• **Problem statement**
All entries are to be printed again exactly, with their images omitted.

• **Materials provided**
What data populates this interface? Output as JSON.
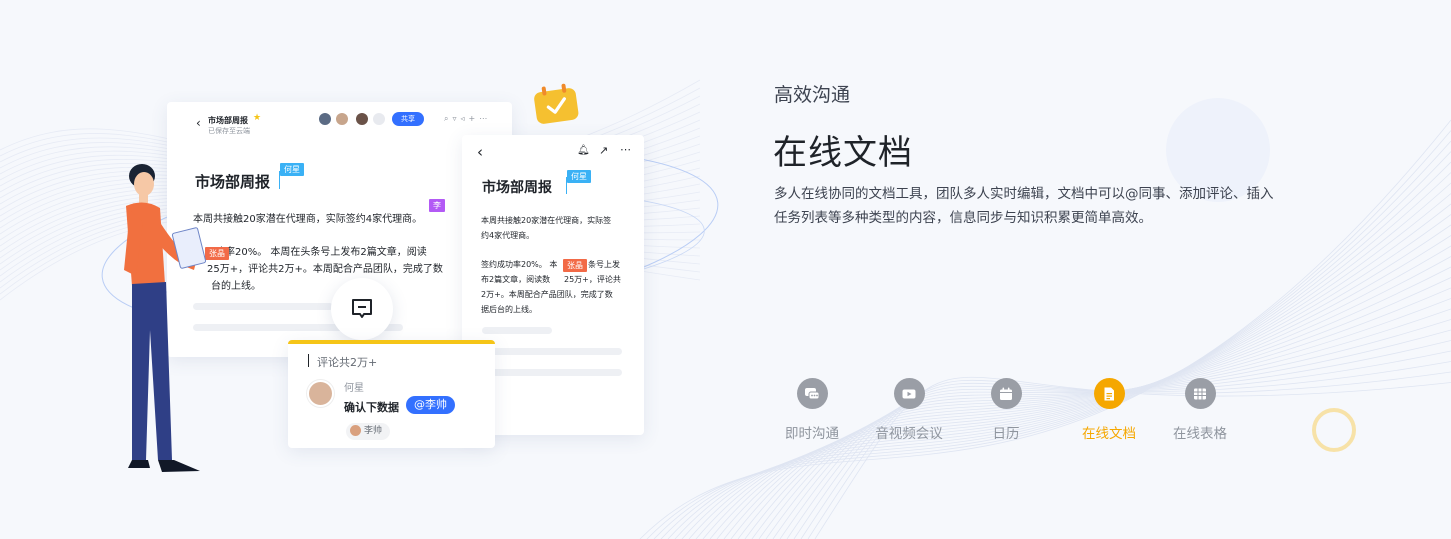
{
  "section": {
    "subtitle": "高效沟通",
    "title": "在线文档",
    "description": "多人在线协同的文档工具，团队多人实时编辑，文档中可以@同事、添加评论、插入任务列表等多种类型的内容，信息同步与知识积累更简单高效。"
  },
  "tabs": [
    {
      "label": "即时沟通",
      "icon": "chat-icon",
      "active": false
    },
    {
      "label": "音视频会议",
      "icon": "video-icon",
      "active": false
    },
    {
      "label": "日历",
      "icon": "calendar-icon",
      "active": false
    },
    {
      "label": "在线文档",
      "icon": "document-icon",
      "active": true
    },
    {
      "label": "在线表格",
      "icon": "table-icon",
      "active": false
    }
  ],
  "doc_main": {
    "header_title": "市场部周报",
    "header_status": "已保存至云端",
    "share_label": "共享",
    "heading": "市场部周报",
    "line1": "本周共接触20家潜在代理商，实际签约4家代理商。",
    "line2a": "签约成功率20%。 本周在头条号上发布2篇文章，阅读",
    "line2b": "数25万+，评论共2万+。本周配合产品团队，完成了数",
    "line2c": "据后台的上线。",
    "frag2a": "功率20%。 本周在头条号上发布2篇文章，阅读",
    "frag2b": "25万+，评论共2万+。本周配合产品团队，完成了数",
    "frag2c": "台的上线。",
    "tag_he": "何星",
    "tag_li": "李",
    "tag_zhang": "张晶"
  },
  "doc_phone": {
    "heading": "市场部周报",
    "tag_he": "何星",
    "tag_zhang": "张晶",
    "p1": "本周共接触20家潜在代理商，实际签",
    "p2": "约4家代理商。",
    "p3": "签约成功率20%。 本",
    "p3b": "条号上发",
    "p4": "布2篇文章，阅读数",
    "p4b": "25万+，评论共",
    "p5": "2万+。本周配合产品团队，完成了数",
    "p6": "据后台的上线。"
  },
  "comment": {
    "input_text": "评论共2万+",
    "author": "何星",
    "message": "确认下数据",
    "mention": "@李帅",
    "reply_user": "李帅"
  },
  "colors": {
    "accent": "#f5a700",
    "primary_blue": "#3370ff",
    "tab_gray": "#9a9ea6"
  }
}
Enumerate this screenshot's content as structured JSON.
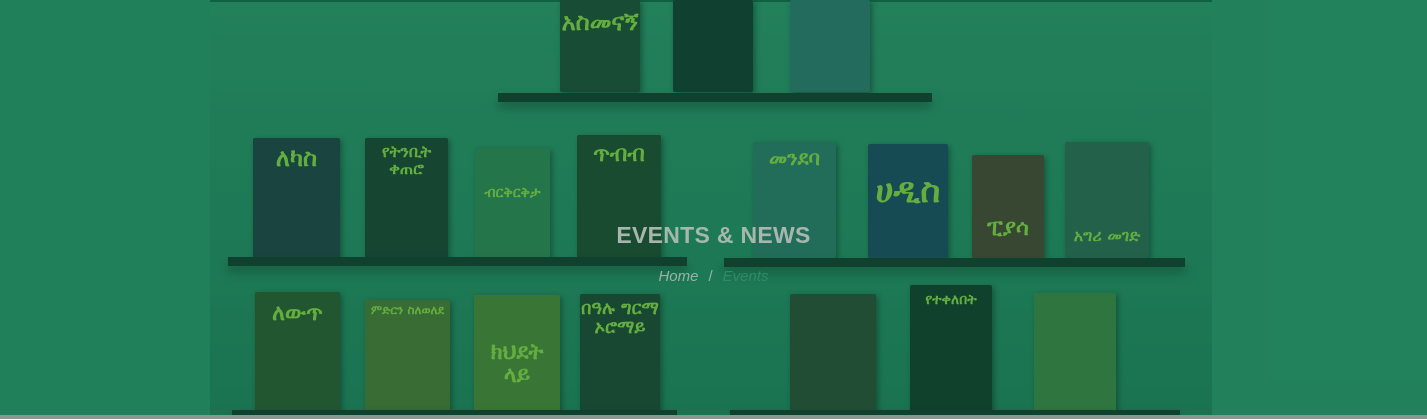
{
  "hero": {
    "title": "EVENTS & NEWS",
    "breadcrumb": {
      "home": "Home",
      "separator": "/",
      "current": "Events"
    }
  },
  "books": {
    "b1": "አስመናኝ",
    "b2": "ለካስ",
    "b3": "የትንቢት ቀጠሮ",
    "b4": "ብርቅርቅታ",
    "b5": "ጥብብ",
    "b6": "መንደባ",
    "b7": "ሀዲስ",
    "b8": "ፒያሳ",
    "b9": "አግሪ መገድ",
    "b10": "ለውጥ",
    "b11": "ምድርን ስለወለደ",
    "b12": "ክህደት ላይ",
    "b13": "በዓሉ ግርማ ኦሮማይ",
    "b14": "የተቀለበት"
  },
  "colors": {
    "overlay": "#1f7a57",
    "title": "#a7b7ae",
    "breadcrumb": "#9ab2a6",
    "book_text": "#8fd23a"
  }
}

• **Written solution**
What data populates this interface? Output as JSON.
{
  "section": {
    "subtitle": "高效沟通",
    "title": "在线文档",
    "description": "多人在线协同的文档工具，团队多人实时编辑，文档中可以@同事、添加评论、插入任务列表等多种类型的内容，信息同步与知识积累更简单高效。"
  },
  "tabs": [
    {
      "label": "即时沟通",
      "icon": "chat-icon",
      "active": false
    },
    {
      "label": "音视频会议",
      "icon": "video-icon",
      "active": false
    },
    {
      "label": "日历",
      "icon": "calendar-icon",
      "active": false
    },
    {
      "label": "在线文档",
      "icon": "document-icon",
      "active": true
    },
    {
      "label": "在线表格",
      "icon": "table-icon",
      "active": false
    }
  ],
  "doc_main": {
    "header_title": "市场部周报",
    "header_status": "已保存至云端",
    "share_label": "共享",
    "heading": "市场部周报",
    "line1": "本周共接触20家潜在代理商，实际签约4家代理商。",
    "line2a": "签约成功率20%。 本周在头条号上发布2篇文章，阅读",
    "line2b": "数25万+，评论共2万+。本周配合产品团队，完成了数",
    "line2c": "据后台的上线。",
    "frag2a": "功率20%。 本周在头条号上发布2篇文章，阅读",
    "frag2b": "25万+，评论共2万+。本周配合产品团队，完成了数",
    "frag2c": "台的上线。",
    "tag_he": "何星",
    "tag_li": "李",
    "tag_zhang": "张晶"
  },
  "doc_phone": {
    "heading": "市场部周报",
    "tag_he": "何星",
    "tag_zhang": "张晶",
    "p1": "本周共接触20家潜在代理商，实际签",
    "p2": "约4家代理商。",
    "p3": "签约成功率20%。 本",
    "p3b": "条号上发",
    "p4": "布2篇文章，阅读数",
    "p4b": "25万+，评论共",
    "p5": "2万+。本周配合产品团队，完成了数",
    "p6": "据后台的上线。"
  },
  "comment": {
    "input_text": "评论共2万+",
    "author": "何星",
    "message": "确认下数据",
    "mention": "@李帅",
    "reply_user": "李帅"
  },
  "colors": {
    "accent": "#f5a700",
    "primary_blue": "#3370ff",
    "tab_gray": "#9a9ea6"
  }
}
Enumerate this screenshot's content as structured JSON.
{
  "hero": {
    "title": "EVENTS & NEWS",
    "breadcrumb": {
      "home": "Home",
      "separator": "/",
      "current": "Events"
    }
  },
  "books": {
    "b1": "አስመናኝ",
    "b2": "ለካስ",
    "b3": "የትንቢት ቀጠሮ",
    "b4": "ብርቅርቅታ",
    "b5": "ጥብብ",
    "b6": "መንደባ",
    "b7": "ሀዲስ",
    "b8": "ፒያሳ",
    "b9": "አግሪ መገድ",
    "b10": "ለውጥ",
    "b11": "ምድርን ስለወለደ",
    "b12": "ክህደት ላይ",
    "b13": "በዓሉ ግርማ ኦሮማይ",
    "b14": "የተቀለበት"
  },
  "colors": {
    "overlay": "#1f7a57",
    "title": "#a7b7ae",
    "breadcrumb": "#9ab2a6",
    "book_text": "#8fd23a"
  }
}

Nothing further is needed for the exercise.